→ EXTRACTED RECORDS
__________

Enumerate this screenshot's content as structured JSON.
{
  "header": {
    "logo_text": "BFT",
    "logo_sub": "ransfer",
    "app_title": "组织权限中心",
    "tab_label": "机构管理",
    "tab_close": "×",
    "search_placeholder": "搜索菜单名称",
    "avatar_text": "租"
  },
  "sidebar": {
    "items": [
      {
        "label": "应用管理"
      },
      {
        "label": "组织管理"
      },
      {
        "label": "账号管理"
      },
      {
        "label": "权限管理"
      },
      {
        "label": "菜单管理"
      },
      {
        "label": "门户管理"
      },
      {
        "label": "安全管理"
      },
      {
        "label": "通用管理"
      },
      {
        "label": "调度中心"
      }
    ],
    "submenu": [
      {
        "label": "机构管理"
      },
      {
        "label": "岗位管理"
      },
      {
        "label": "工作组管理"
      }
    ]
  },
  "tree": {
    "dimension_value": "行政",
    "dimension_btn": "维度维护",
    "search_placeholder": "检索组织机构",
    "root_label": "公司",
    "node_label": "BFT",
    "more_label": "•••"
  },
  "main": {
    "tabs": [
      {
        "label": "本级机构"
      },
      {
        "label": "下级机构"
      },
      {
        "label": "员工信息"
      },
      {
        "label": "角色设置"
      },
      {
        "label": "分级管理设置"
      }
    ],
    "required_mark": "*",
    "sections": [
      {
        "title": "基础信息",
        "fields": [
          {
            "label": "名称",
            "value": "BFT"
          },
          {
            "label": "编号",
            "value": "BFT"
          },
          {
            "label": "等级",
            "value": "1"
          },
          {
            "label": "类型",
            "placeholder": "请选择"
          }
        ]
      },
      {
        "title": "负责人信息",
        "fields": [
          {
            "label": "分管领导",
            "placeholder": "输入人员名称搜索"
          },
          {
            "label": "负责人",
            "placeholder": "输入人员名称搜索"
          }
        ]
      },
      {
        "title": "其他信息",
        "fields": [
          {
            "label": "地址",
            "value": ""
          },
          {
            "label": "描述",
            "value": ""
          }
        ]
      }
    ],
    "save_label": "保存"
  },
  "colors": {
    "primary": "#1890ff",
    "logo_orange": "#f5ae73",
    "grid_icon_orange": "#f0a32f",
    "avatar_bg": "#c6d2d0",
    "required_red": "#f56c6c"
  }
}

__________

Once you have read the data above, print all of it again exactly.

→ COMPLETED EXERCISE
Enumerate this screenshot's content as structured JSON.
{
  "header": {
    "logo_text": "BFT",
    "logo_sub": "ransfer",
    "app_title": "组织权限中心",
    "tab_label": "机构管理",
    "tab_close": "×",
    "search_placeholder": "搜索菜单名称",
    "avatar_text": "租"
  },
  "sidebar": {
    "items": [
      {
        "label": "应用管理"
      },
      {
        "label": "组织管理"
      },
      {
        "label": "账号管理"
      },
      {
        "label": "权限管理"
      },
      {
        "label": "菜单管理"
      },
      {
        "label": "门户管理"
      },
      {
        "label": "安全管理"
      },
      {
        "label": "通用管理"
      },
      {
        "label": "调度中心"
      }
    ],
    "submenu": [
      {
        "label": "机构管理"
      },
      {
        "label": "岗位管理"
      },
      {
        "label": "工作组管理"
      }
    ]
  },
  "tree": {
    "dimension_value": "行政",
    "dimension_btn": "维度维护",
    "search_placeholder": "检索组织机构",
    "root_label": "公司",
    "node_label": "BFT",
    "more_label": "•••"
  },
  "main": {
    "tabs": [
      {
        "label": "本级机构"
      },
      {
        "label": "下级机构"
      },
      {
        "label": "员工信息"
      },
      {
        "label": "角色设置"
      },
      {
        "label": "分级管理设置"
      }
    ],
    "required_mark": "*",
    "sections": [
      {
        "title": "基础信息",
        "fields": [
          {
            "label": "名称",
            "value": "BFT"
          },
          {
            "label": "编号",
            "value": "BFT"
          },
          {
            "label": "等级",
            "value": "1"
          },
          {
            "label": "类型",
            "placeholder": "请选择"
          }
        ]
      },
      {
        "title": "负责人信息",
        "fields": [
          {
            "label": "分管领导",
            "placeholder": "输入人员名称搜索"
          },
          {
            "label": "负责人",
            "placeholder": "输入人员名称搜索"
          }
        ]
      },
      {
        "title": "其他信息",
        "fields": [
          {
            "label": "地址",
            "value": ""
          },
          {
            "label": "描述",
            "value": ""
          }
        ]
      }
    ],
    "save_label": "保存"
  },
  "colors": {
    "primary": "#1890ff",
    "logo_orange": "#f5ae73",
    "grid_icon_orange": "#f0a32f",
    "avatar_bg": "#c6d2d0",
    "required_red": "#f56c6c"
  }
}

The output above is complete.